amiodarone. Pacing Clin Electrophysiol. 2003;26:785-786.
22. Clark S. Dangers of nonsedating
antihistamines. Lancet. 1997;349:1268.
23. Clarinex package insert. Available at
www.spfiles.com/piclarinex.pdf (accessed November 12, 2005).
24. Allegra package insert. Available
at products.sanofi-aventis.us/allegra/allegra.pdf (accessed November 12, 2005).
25. Dhar S, Hazra PK, et al.
Fexofenadine-induced QT prolongation: a myth or fact? Br J Dermatol
26. Zyrtec prescribing information.
Available at www.pfizer.com/pfizer/download/uspi_zyrtec.pdf (accessed November
27. Arundel AV, Sterling EM, Biggin
JH, Sterling TD. Indirect health effects of relative humidity in indoor
environments. Environ Health Perspect. 1986;65:351-361.
28. Assendelft AV, Forsen KO,
Keskinen H, Alanko K. Humidifier-associated extrinsic allergic alveolitis.
Scand J Work Environ Health. 1979;5:35-41.
29. Park JH, Spiegelman DL, et al.
Predictors of airborne endotoxin in the home. Environ Health Perspect.
30. Latte J, Taverner D. Opening the
nasal valve with external dilators reduces congestive symptoms in normal
subjects. Am J Rhinol. 2005;19:215-219.
31. Lexi-Comp. Lexi-Drugs (Comp +
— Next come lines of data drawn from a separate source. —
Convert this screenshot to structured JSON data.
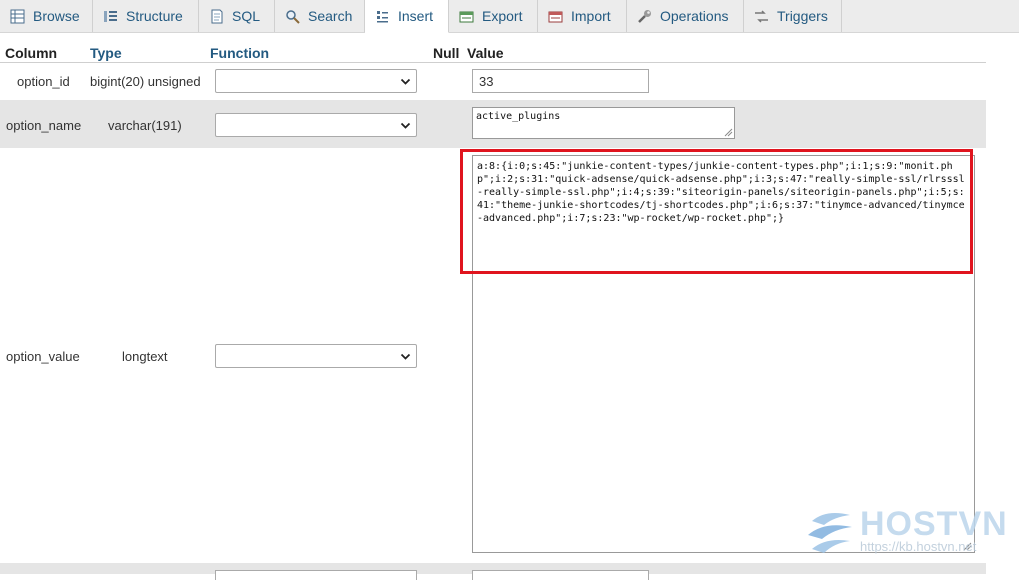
{
  "tabs": [
    {
      "label": "Browse",
      "icon": "browse-icon"
    },
    {
      "label": "Structure",
      "icon": "structure-icon"
    },
    {
      "label": "SQL",
      "icon": "sql-icon"
    },
    {
      "label": "Search",
      "icon": "search-icon"
    },
    {
      "label": "Insert",
      "icon": "insert-icon",
      "active": true
    },
    {
      "label": "Export",
      "icon": "export-icon"
    },
    {
      "label": "Import",
      "icon": "import-icon"
    },
    {
      "label": "Operations",
      "icon": "operations-icon"
    },
    {
      "label": "Triggers",
      "icon": "triggers-icon"
    }
  ],
  "table": {
    "headers": {
      "column": "Column",
      "type": "Type",
      "function": "Function",
      "null": "Null",
      "value": "Value"
    },
    "rows": [
      {
        "column": "option_id",
        "type": "bigint(20) unsigned",
        "function": "",
        "value": "33"
      },
      {
        "column": "option_name",
        "type": "varchar(191)",
        "function": "",
        "value": "active_plugins"
      },
      {
        "column": "option_value",
        "type": "longtext",
        "function": "",
        "value": "a:8:{i:0;s:45:\"junkie-content-types/junkie-content-types.php\";i:1;s:9:\"monit.php\";i:2;s:31:\"quick-adsense/quick-adsense.php\";i:3;s:47:\"really-simple-ssl/rlrsssl-really-simple-ssl.php\";i:4;s:39:\"siteorigin-panels/siteorigin-panels.php\";i:5;s:41:\"theme-junkie-shortcodes/tj-shortcodes.php\";i:6;s:37:\"tinymce-advanced/tinymce-advanced.php\";i:7;s:23:\"wp-rocket/wp-rocket.php\";}"
      }
    ]
  },
  "watermark": {
    "brand": "HOSTVN",
    "url": "https://kb.hostvn.net"
  },
  "colors": {
    "link": "#235a81",
    "highlight": "#e0141e",
    "row_alt": "#e5e5e5"
  }
}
Specialties). Available at www.lexi.com (accessed November 15, 2005.
To comment on this article, contact